“Let me get this straight, sir,” I said, setting the teacup aside. “You wish to hire our firm to babysit your daughter?”
Smoothing back a lock of silver hair, the doctor shook his head. “Not precisely, Mr. Tate. My daughter requires a companion, someone who can persuade her to think before she acts. There have been past difficulties… contretemps with both the media and the public… my hope is that you’ll be able to smooth over any possible future awkwardness.”
“Fair enough. If I may ask, how old is your daughter?”
The doctor hesitated. “Her emotional age is seven. There are communication issues… delayed speech. A specialist is working with her.”
“How severe are the issues?”
This dismayed me. I hadn’t expected this level of difficulty when I agreed to take Dr. Stein as a client. “Sir, I’m uncertain whether our firm is appropriate for your needs… perhaps a nurse?”
He sought to reassure me. “No, Mr. Tate, your firm is exactly what is needed. Trust me, you’ll quickly attune yourself to her moods and learn to anticipate her behavior.
“I don’t think I need remind you,” he continued in a clipped European accent, “this is a very lucrative opportunity for a neophyte firm…”
I nodded assent. Tate & Cross was only beginning to assert itself amongst a field of public relations giants. We needed the doctor more than he needed us.
I paused, studying his well-appointed office. Its Old World flavor was both claustrophobic and imposing. A painting of a woman in 18th century costume dominated one wall.
“My wife,” said the doctor quietly, noting my interest. “Elisabeth. She died a number of years ago. Strangled. An unfortunate affair. My son was in the house at the time… there was a question of culpability.” His eyes clouded with pain.
“Your son?” I frowned, wondering if the firm would be responsible for him as well.
“He’s dead, Mr. Tate. A fire… he always feared fire…”
“Tragic. Perhaps the trauma led to your daughter’s communication problems.”
“She was not yet… born.”
“But your wife, you said she had died.” I blushed suddenly, realizing my faux pas. “Miss Stein is the child of a second marriage, of course.”
“Not quite.” He pressed the intercom.
A female voice responded. “Yes, Viktor?”
“We’ll see Frankie now.”
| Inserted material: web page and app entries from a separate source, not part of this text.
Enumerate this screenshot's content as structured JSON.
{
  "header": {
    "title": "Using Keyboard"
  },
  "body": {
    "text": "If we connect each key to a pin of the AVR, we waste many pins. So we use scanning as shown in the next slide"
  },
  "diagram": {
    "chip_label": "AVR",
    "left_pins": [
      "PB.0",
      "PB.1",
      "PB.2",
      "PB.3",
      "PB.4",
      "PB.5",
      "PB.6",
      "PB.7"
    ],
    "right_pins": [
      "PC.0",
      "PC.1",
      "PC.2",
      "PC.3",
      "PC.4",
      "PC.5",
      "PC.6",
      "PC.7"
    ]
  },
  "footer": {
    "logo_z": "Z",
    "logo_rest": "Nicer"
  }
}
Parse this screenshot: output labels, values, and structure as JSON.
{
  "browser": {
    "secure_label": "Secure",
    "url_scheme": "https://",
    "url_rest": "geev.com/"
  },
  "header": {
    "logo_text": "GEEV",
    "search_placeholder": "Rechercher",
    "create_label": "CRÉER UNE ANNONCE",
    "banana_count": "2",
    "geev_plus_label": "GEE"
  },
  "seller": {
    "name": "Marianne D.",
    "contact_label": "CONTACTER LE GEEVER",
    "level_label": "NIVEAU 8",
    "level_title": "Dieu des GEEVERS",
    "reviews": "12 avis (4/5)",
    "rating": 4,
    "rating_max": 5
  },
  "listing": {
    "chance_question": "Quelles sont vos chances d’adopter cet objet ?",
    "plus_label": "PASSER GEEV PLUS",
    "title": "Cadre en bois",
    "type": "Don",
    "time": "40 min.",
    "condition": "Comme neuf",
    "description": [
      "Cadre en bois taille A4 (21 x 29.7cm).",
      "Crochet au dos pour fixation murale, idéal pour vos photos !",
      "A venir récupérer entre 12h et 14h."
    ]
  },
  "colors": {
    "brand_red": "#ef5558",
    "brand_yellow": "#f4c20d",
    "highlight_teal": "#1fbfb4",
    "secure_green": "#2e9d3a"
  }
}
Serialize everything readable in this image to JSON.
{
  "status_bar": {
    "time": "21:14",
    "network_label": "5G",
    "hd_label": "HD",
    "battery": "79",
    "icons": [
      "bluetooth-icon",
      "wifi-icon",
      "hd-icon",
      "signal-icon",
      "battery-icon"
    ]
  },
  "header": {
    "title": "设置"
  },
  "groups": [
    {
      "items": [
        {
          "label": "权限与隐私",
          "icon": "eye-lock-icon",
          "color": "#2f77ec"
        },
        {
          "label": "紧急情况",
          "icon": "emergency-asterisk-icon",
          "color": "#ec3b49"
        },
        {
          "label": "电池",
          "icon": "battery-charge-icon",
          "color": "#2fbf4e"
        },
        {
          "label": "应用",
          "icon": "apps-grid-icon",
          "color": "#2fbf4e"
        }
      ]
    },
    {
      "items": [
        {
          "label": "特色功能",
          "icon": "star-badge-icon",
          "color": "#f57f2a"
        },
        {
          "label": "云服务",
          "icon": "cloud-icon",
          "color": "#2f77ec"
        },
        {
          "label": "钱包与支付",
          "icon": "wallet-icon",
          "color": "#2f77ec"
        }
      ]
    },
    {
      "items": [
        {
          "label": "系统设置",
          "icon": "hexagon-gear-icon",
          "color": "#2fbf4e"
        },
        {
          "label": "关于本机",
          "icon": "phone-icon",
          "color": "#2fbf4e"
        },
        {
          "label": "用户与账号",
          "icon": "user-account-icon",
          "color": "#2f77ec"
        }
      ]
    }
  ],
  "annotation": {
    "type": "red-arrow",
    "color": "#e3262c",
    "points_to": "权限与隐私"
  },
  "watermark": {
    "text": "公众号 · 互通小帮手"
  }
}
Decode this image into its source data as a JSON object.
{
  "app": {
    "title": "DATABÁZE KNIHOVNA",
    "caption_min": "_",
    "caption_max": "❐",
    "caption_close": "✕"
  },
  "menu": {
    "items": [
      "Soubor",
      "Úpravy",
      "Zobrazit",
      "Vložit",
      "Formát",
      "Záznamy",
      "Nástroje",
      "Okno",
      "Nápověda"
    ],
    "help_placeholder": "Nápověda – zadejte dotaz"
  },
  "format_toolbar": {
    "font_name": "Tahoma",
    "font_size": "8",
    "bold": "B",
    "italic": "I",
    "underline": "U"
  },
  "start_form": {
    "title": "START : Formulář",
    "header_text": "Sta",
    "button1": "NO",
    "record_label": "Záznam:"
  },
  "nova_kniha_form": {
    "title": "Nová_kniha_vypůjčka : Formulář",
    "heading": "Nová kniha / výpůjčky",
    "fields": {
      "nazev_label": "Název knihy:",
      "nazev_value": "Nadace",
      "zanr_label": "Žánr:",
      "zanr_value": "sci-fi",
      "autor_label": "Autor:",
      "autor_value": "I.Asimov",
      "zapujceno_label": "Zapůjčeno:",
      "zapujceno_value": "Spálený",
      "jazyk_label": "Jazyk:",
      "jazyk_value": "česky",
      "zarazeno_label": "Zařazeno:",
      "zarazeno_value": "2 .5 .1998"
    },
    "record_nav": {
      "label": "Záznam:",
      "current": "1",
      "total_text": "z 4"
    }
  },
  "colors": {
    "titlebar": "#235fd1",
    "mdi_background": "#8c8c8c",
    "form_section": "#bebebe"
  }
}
Raising the teacup to my lips, I froze when Miss Stein staggered into the room.
The seven-foot creature walked unevenly, as if the action of putting one foot in front of another was foreign to her. This was no child. It was difficult to assess her age. Her mottled complexion was gray; her brown eyes lifeless. I tried not to stare at signs of scarring around her neck and wrists.
“Sit, Frankie,” commanded the doctor. She dropped heavily into a chair.
“Frankie, say hello to your new friend, Mr. Tate.”
Dead eyes turned in my direction.
“You and Mr. Tate shall be very good friends, Frankie,” said the doctor. “Understand?”
Frankie tilted her head. I shivered, glimpsing something of the grave in those inscrutable eyes.
She flexed her fingers and grunted.
Word Count: 518
Author’s Note: This flash fiction is written in response to ThainInVain’s challenge to write a story in which a public relations firm’s newest client is a PR nightmare. ThainInVain’s weekly challenges can be found here.